Mineral exploitation in this country has a turbulent history. Koriama was part of an armed gang that attacked the gold mine at Mount Kare in Enga province, northern Hela, in 1992. “We forced the white owners to pour oil on the mine and set fire to it. Then we stripped them naked and tied them to the wire fence with a note for the operators, CRA [now Rio Tinto], ordering them to get out. The people of Hela are just as dangerous as those at Mount Kare. The gas is still under our feet. Perhaps the people at ExxonMobil don’t know what’s going on, or maybe they think everything is fine. We are not against them, we need them to help us build new public services.” Many hope the arrival of the top US company will compensate for the inadequacy of the government, and deliver long promised development.

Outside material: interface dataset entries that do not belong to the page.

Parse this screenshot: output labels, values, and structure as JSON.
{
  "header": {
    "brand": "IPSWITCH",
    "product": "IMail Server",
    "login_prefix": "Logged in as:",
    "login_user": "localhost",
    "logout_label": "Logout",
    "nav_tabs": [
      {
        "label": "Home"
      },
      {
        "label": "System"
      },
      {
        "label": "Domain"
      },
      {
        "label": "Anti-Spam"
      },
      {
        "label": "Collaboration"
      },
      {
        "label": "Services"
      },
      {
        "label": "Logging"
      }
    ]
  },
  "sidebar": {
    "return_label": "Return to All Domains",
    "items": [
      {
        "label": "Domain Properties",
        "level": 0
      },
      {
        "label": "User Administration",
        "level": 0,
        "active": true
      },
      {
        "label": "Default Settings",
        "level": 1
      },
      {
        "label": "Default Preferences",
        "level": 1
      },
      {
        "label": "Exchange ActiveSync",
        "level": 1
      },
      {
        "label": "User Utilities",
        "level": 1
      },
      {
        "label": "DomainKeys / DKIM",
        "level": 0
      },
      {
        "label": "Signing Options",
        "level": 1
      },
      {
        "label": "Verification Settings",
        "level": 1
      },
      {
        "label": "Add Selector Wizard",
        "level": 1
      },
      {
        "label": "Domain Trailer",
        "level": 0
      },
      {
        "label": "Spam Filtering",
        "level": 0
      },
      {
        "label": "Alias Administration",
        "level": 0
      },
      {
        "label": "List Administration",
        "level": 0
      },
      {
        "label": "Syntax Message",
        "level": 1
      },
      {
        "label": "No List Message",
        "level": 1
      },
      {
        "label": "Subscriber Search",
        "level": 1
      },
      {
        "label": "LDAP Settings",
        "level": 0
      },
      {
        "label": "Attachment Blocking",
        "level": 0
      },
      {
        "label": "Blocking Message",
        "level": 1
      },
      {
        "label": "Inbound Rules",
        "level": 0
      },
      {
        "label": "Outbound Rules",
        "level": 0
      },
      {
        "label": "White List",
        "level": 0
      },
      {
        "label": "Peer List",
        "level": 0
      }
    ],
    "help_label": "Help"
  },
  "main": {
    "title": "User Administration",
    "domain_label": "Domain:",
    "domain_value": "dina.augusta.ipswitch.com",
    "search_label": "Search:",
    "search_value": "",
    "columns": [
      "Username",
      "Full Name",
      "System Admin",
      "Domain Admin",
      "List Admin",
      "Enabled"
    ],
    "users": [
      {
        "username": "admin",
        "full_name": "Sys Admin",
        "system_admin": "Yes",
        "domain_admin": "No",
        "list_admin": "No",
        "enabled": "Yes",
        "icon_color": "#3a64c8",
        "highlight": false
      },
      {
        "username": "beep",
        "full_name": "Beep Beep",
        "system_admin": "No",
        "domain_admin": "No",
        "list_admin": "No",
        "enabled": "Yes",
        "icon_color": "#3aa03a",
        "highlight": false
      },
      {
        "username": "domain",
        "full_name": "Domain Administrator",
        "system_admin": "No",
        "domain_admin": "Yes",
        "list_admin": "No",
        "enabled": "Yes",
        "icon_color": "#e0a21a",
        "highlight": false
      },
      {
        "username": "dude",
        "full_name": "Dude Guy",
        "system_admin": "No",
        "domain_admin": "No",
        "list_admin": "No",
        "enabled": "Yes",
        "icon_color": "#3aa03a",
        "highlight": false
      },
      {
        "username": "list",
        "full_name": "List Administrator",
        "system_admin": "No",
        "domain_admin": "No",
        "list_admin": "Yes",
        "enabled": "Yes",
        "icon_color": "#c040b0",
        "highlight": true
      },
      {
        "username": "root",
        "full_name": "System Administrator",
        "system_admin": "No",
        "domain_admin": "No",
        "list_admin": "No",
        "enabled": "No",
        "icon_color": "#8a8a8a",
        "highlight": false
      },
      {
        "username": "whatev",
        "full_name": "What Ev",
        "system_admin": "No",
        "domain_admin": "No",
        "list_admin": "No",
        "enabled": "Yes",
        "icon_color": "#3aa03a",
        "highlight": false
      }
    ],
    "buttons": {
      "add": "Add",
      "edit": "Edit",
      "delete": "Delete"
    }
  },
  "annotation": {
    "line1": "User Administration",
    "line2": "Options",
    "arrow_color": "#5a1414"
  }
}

After much negotiation and an initial refusal, the head of communication at ExxonMobil, Rebecca Arnolds, agreed to see us in her office in Port Moresby. She said the company tried to help communities by putting forward projects to improve their standard of living, but it was up to the government to provide public services and distribute the profits in “an equitable, just and transparent way ... I know you have talked to a lot of people, but many people are very pleased with this project. They can already see a positive impact on their lives, either because they have a new job, or because they benefit from one of the projects we support.”
ExxonMobil is full of goodwill, according to PNG LNG’s glossy brochure. Smiling children in traditional dress illustrate how much good the oil company has done for the people of Papua New Guinea. The brochure tells a story: “When Janet Mbuda started the Personal Viability Training course in December 2011, she had no idea how different her life would be today. She is one of over 250 people from Hides and the Plant Site communities who participated in the training, focussed on making the best use of the greatest resource: yourself.” The training gave lessons in respecting others, learning to think positively, managing a family budget and earning money.
Marilyn Tabagua took one of their courses: “ExxonMobil sent me to the United States to study management and communication, which I really enjoyed, but I don’t work for them now.” She stands out in Tari: educated, divorced and remarried to a younger man, she got rich by setting up her own stall, and employs society’s rejects, drug addicts and prostitutes. “The LNG project is really good for business. People have money. Every morning employees from PNG LNG and men working in the area buy chips, doughnuts and coffee. But if you look at the young women, they are so poor they turn to prostitution. Things change so quickly. They need a mobile phone or nail varnish to be like everyone else. They sell their bodies and sometimes get HIV.”
Royalties will start flowing as soon as the gas is sold, so from 2014, and for the next 30 years, some families in the project area will receive not millions, but billions. Money already rules. After dark, in the casinos of Port Moresby, you can see the fluorescent green dollar signs of the slot machines reflected on the faces of newly rich villagers. Land, women and food are being traded for cash. But in the Badilli slum an old man told me: “We were living here before the company arrived, and we’ll still be here when they go.”